Trade Secrets: An Overview
In an effort to regulate trade secrets, the Uniform Law Commission has enacted the Trade Secrets Act. Under this act, a trade secret is regarded as any form of information that is not general knowledge and is otherwise not easily obtained. This information will also generally develop or hold a form of autonomous monetary value to its rightful and legal owner. Furthermore, the information in question will also be subject to effort of maintaining its secrecy. What makes a trade secret unique is that it is not registered with any government organization or agency. This distinctiveness is what separates a trade secret from patents, copyrights, and/or trademarks. In many cases, however, a trade secret can symbolize a business or company’s most treasured intellectual property possession.
The Trade Secrets Act has largely been endorsed by most states. However, states that have not proactively supported the act will handle any misappropriation or infringements of any trade secrets through common law. A few of the most common dilemmas that involve trade secrets involve:
- Nondisclosure Agreements
- Non-compete Agreements
In today’s market, trade secrets can be easily misappropriated. Trade secret information can be easily stolen, as it does not always require the taking of an actual and physical object. The following is a limited list that highlights common examples in which trade secrets could be stolen:
- Private information, such as recipes, stolen by employees
- Collection material appropriated by customers or clients
- Specialized construction layouts taken by developers
Unfortunately, the more a trade secret is known by individuals such as employees, the more difficult it becomes to maintain the confidentiality of the trade secret.
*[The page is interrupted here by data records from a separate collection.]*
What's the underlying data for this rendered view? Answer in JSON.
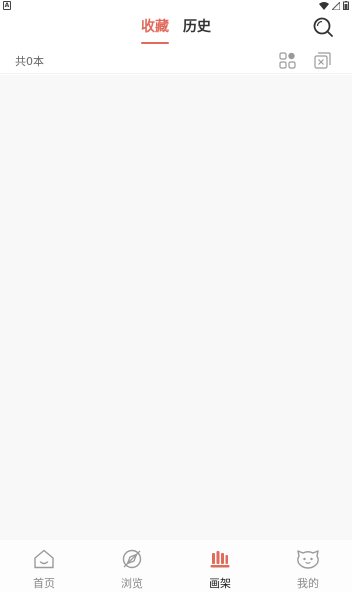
{
  "status_bar": {
    "left_icon": "A",
    "icons": [
      "wifi-icon",
      "signal-icon",
      "battery-icon"
    ]
  },
  "header": {
    "tabs": [
      {
        "label": "收藏",
        "active": true
      },
      {
        "label": "历史",
        "active": false
      }
    ],
    "search_icon": "search-icon"
  },
  "subbar": {
    "count_text": "共0本",
    "icons": [
      "grid-view-icon",
      "multi-select-icon"
    ]
  },
  "bottom_nav": {
    "items": [
      {
        "label": "首页",
        "icon": "home-icon",
        "active": false
      },
      {
        "label": "浏览",
        "icon": "browse-icon",
        "active": false
      },
      {
        "label": "画架",
        "icon": "bookshelf-icon",
        "active": true
      },
      {
        "label": "我的",
        "icon": "profile-icon",
        "active": false
      }
    ]
  },
  "colors": {
    "accent": "#e06b5c",
    "background": "#f8f8f8",
    "icon_gray": "#9a9a9a"
  }
}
Many business competitors, in specific, can be ruthless and if the trade secret becomes known, they are likely to use it. It is important to note that if a trade secret becomes known, the ranking or status of the trade secret can be lost.
Note: Protecting your company’s trade secret is of high importance! This is especially true if the trade secret is what sets your company apart from other competitors. If you have a company with a trade secret, speak to an attorney with business law experience who can help you protect your trade secret. A business attorney will be able to help you draft a nondisclosure agreement or other form of protection that is right for your specific company.
Identifying a Trade Secret
There are various levels of information that could be considered a company’s trade secret. Some of these could include:
- A specific technique
- A device
- A certain process or procedure
- A method of doing something
Other common examples of a trade secret can include a company’s client list or the company’s manufacturing process. A trade secret becomes really important when it involves how a company makes a profit. If the information has an economic value, it does not necessarily mean that it holds the company’s current and actual revenue. It can also be a potential form of revenue for the company. This is especially true if the company is fairly young. It means the information will hold a greater value as time progresses.
Further, a trade secret can also hold potential if it is in its early stages of development. For example, if a company holds the blueprint for a device but has not actually yet created the device, the blueprint can still be protected as the company’s trade secret since it holds the company’s prospective economic value.
It is important to note that there are certain situations in which a company’s trade secret can also be protected under a patent as a creation or invention. While this can be beneficial, it also has drawbacks, as a company must make a full public disclosure as to how the creation can be recreated. With this, it is imperative to understand that a patent’s protection is limited and will only stand for a specific amount of time. Unlike a patent, a company’s trade secret will continue its protection for the information until the information itself has been publicly disclosed. Although a trade secret can be patented, the information cannot be patented and protected by a trade secret simultaneously.
Filing a Trade Secret Claim
Every state will have different regulations in regard to trade secrets; therefore, it is important to check the state’s specific guidelines. This is especially true when attempting to file a trade secret claim. Generally, most states will need to consider all (and possibly more) of the following when evaluating a trade secret claim:
- Is the matter at hand in fact a trade secret?
- Has the company has reasonably made efforts toward making sure that the trade secret in question is not disclosed?
- Has another party has mishandled or misappropriated the trade secret?
Usually, the illegal appropriation of the trade secret will transpire in one of two ways:
- The trade secret will be obtained improperly
- The trade secret will involve a breach of confidence
A trade secret, however, can be obtained lawfully. This can happen in one of two ways:
- A trade secret can be obtained through an unintentional disclosure grounded on the owner’s failure to reasonably ensure that the trade secret is safely guarded
- A trade secret can be obtained through reverse engineering
The Importance of Obtaining Legal Representation
Trade secrets can be a company’s main source of income. They can also be the main factor that sets the company apart from its competitors. While valuable, trade secrets are often not held in secret vaults.
Further, there are often many people who may know the information in question. Because of its monetary value, it is important that companies take the proper precautions to ensure that their trade secrets are as secure as possible.
If you have a trade secret, speak to a professional and qualified attorney who can help you ensure that your trade secret is protected. A business law attorney will help you understand the best measures of protection for your specific line of work. An attorney with trade secret litigation experience can help you figure out the best course of action if someone has stolen or published one of your valuable trade secrets.